An under active gland (hypothyroidism) causes the opposite type of symptoms due to a slowing of the metabolic rate. This may result in fatigue, weakness, weight gain, depression, cold intolerance, and dry rough skin.
A goitre is simply an enlarged thyroid gland. There are many possible causes, including:
A goitre may require removal for cosmetic reasons, but it may also cause compressive symptoms due to pressure on the trachea and oesophagus, making breathing and swallowing difficult.
Thyroid nodules are very common. Up to 50% of the population may have a nodule somewhere in their thyroid gland. A nodule is a lump in an otherwise normal gland, and the vast majority of these are benign.
The nodule may represent an overgrowth of normal thyroid tissue, or a cyst containing fluid. Ultrasound scans can be helpful in determining the characteristics of the nodule and whether there is a single or multiple nodules.
Fine needle aspiration (FNA) is also helpful in determining whether there is any cancer within the nodule.
Surgery may be indicated if the enlarged thyroid gland is causing symptoms, or if there is doubt about the diagnosis and malignancy is a concern.
Thyroid cancer is relatively common and fortunately has an excellent long term survival.
The majority of thyroid cancers are papillary and follicular cancers.
Although they may spread to lymph nodes or more distant sites in the body, they are very treatable and have a good prognosis.
Thyroid surgery may be required for excision of a goitre, thyroid nodules or thyroid cancer.
The type of surgery depends on the diagnosis and extent of disease.
This may involve removal of half (hemithyroidectomy) or the whole thyroid gland (total thyroidectomy), and sometimes the lymph nodes in the neck if there is cancerous involvement.
If the whole gland is removed, thyroid replacement tablets must be taken daily, for the rest of the patient's life.
There are small but significant risks involved with thyroid surgery. In particular there is a small risk of damage to a nerve which runs very close to the thyroid gland as it passes to the larynx (voice box).
Damage to this nerve results in a change in voice which is usually temporary but can be permanent. This is extremely rare, and if it happened the voice can be improved by a small operation.
There is also a risk of damage to the parathyroid glands (four small glands which lie just behind the thyroid gland). This is not a significant risk with a hemithyroidectomy as there are 2 normal glands on the other side. With total thyroidectomy it is possible that the blood supply to these glands will be interrupted.

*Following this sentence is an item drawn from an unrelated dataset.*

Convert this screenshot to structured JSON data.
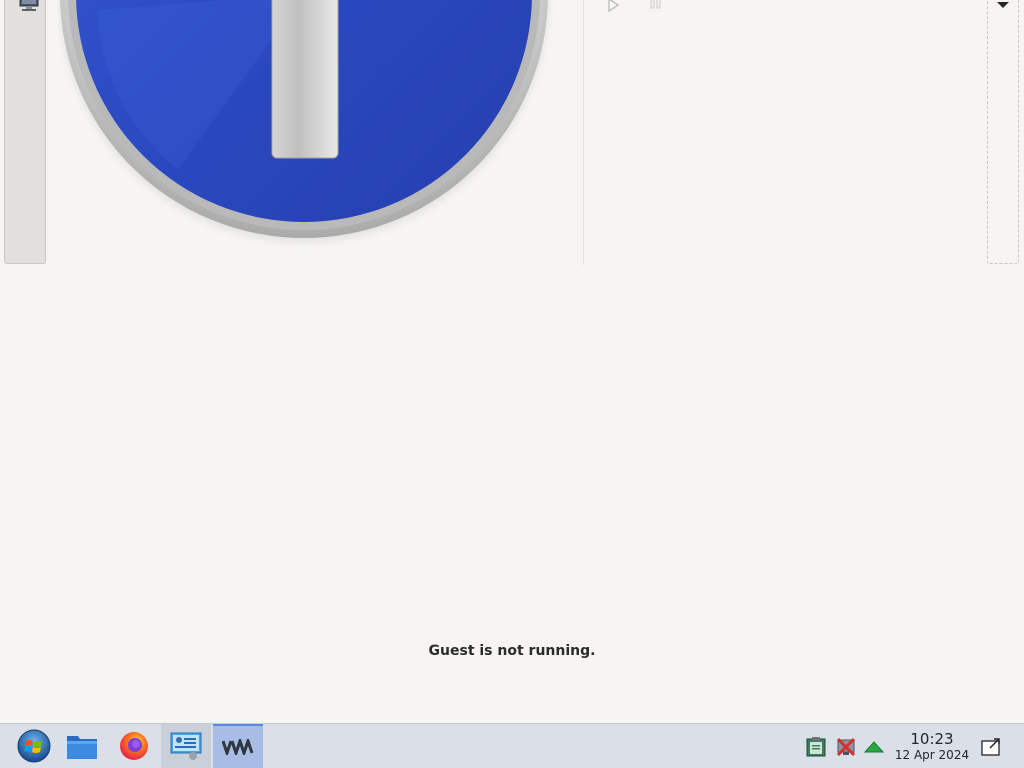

These glands help maintain calcium levels in the blood, and so calcium levels will be checked following surgery and temporary or permanent calcium replacement may be required.
There are other possible complications of thyroid surgery which will be discussed fully pre–operatively.